|International Classification||H03K19/173, H03K19/177, H01L25/00, G06F7/38|
|Oct 15, 2004||AS||Assignment|
Owner name: XILINX, INC., CALIFORNIA
Free format text: ASSIGNMENT OF ASSIGNORS INTEREST;ASSIGNORS:JANG, TETSE;SOE, SOREN T.;LIEN, SCOTT TE-SHENG;REEL/FRAME:015905/0157
Effective date: 20041014
|Apr 30, 2010||FPAY||Fee payment|
Year of fee payment: 4
|Jun 13, 2014||REMI||Maintenance fee reminder mailed|
|Oct 31, 2014||LAPS||Lapse for failure to pay maintenance fees|
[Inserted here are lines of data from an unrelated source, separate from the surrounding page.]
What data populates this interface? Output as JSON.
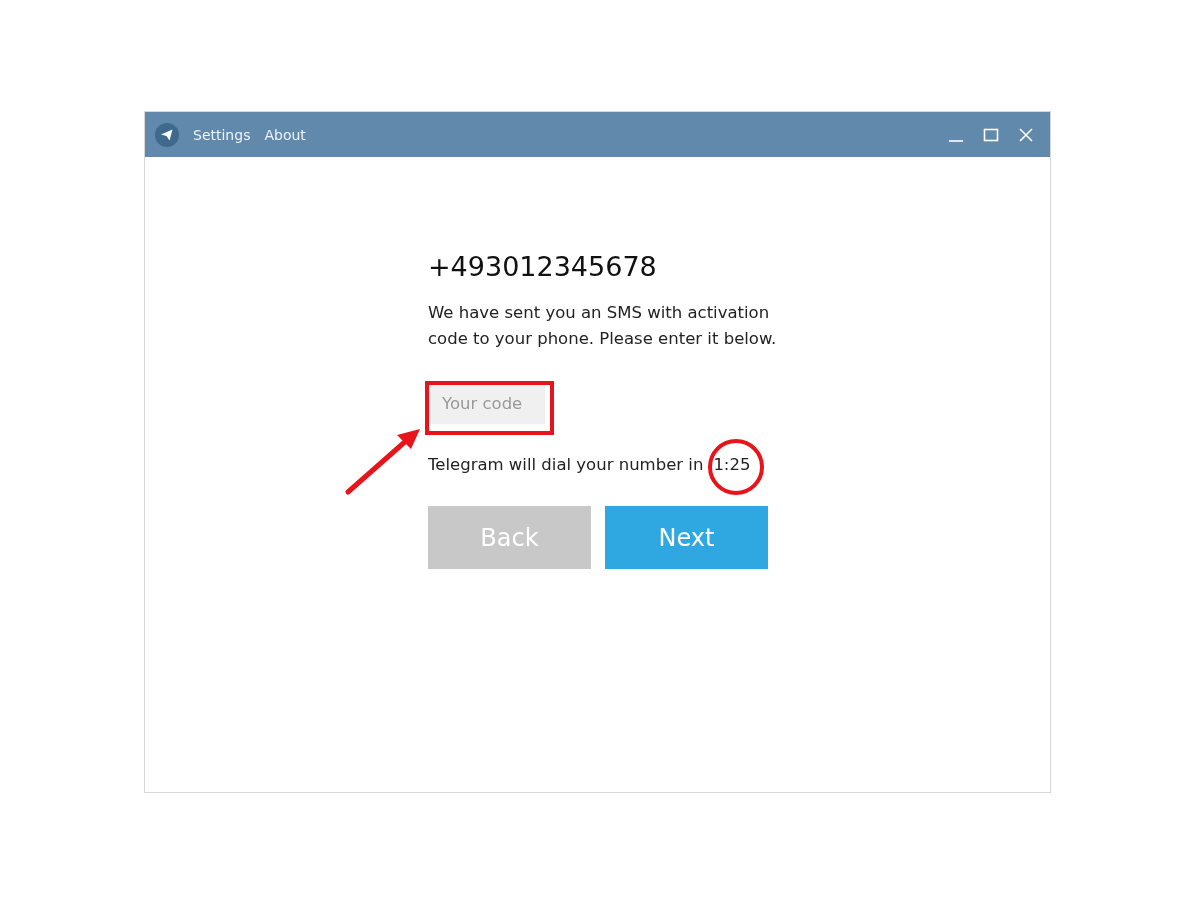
{
  "titlebar": {
    "menu": [
      "Settings",
      "About"
    ]
  },
  "phone": "+493012345678",
  "message": "We have sent you an SMS with activation code to your phone. Please enter it below.",
  "code_field": {
    "placeholder": "Your code"
  },
  "dial_notice": {
    "text": "Telegram will dial your number in",
    "countdown": "1:25"
  },
  "buttons": [
    {
      "label": "Back",
      "kind": "secondary"
    },
    {
      "label": "Next",
      "kind": "primary"
    }
  ]
}
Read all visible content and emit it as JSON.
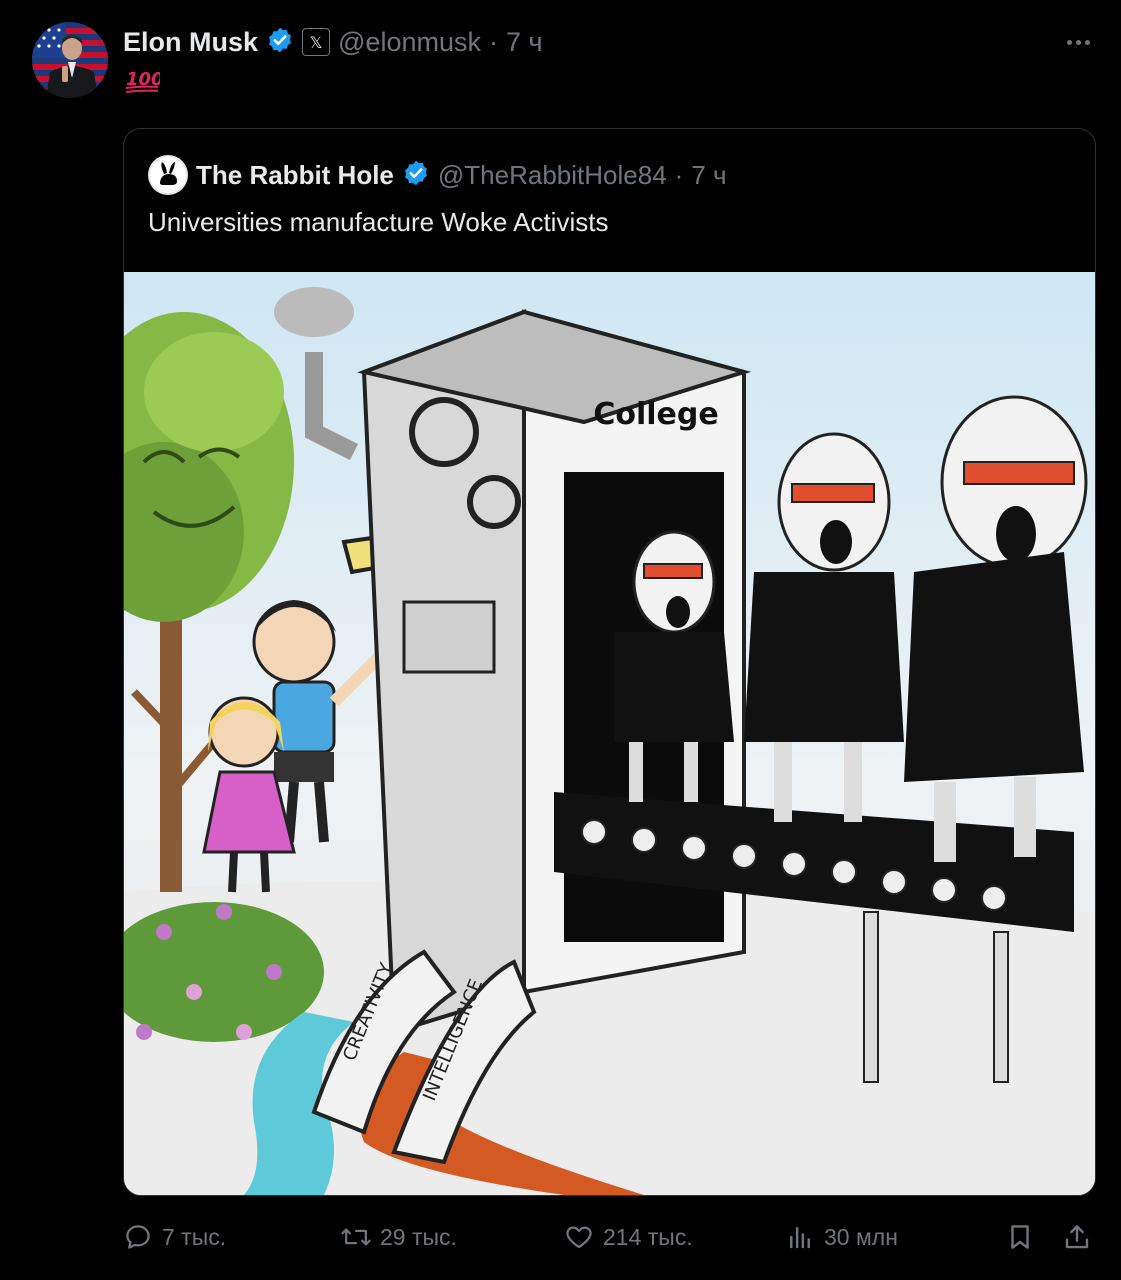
{
  "post": {
    "author_name": "Elon Musk",
    "author_handle": "@elonmusk",
    "separator": "·",
    "time": "7 ч",
    "body": "💯",
    "x_badge": "𝕏"
  },
  "quoted": {
    "author_name": "The Rabbit Hole",
    "author_handle": "@TheRabbitHole84",
    "separator": "·",
    "time": "7 ч",
    "text": "Universities manufacture Woke Activists",
    "image": {
      "sign_text": "College",
      "pipe_label_1": "CREATIVITY",
      "pipe_label_2": "INTELLIGENCE"
    }
  },
  "actions": {
    "replies": "7 тыс.",
    "reposts": "29 тыс.",
    "likes": "214 тыс.",
    "views": "30 млн"
  },
  "colors": {
    "background": "#000000",
    "text": "#e7e9ea",
    "muted": "#71767b",
    "verified": "#1d9bf0",
    "border": "#2f3336"
  }
}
|Dec 23, 2014||FP||Expired due to failure to pay maintenance fee|
Effective date: 20141031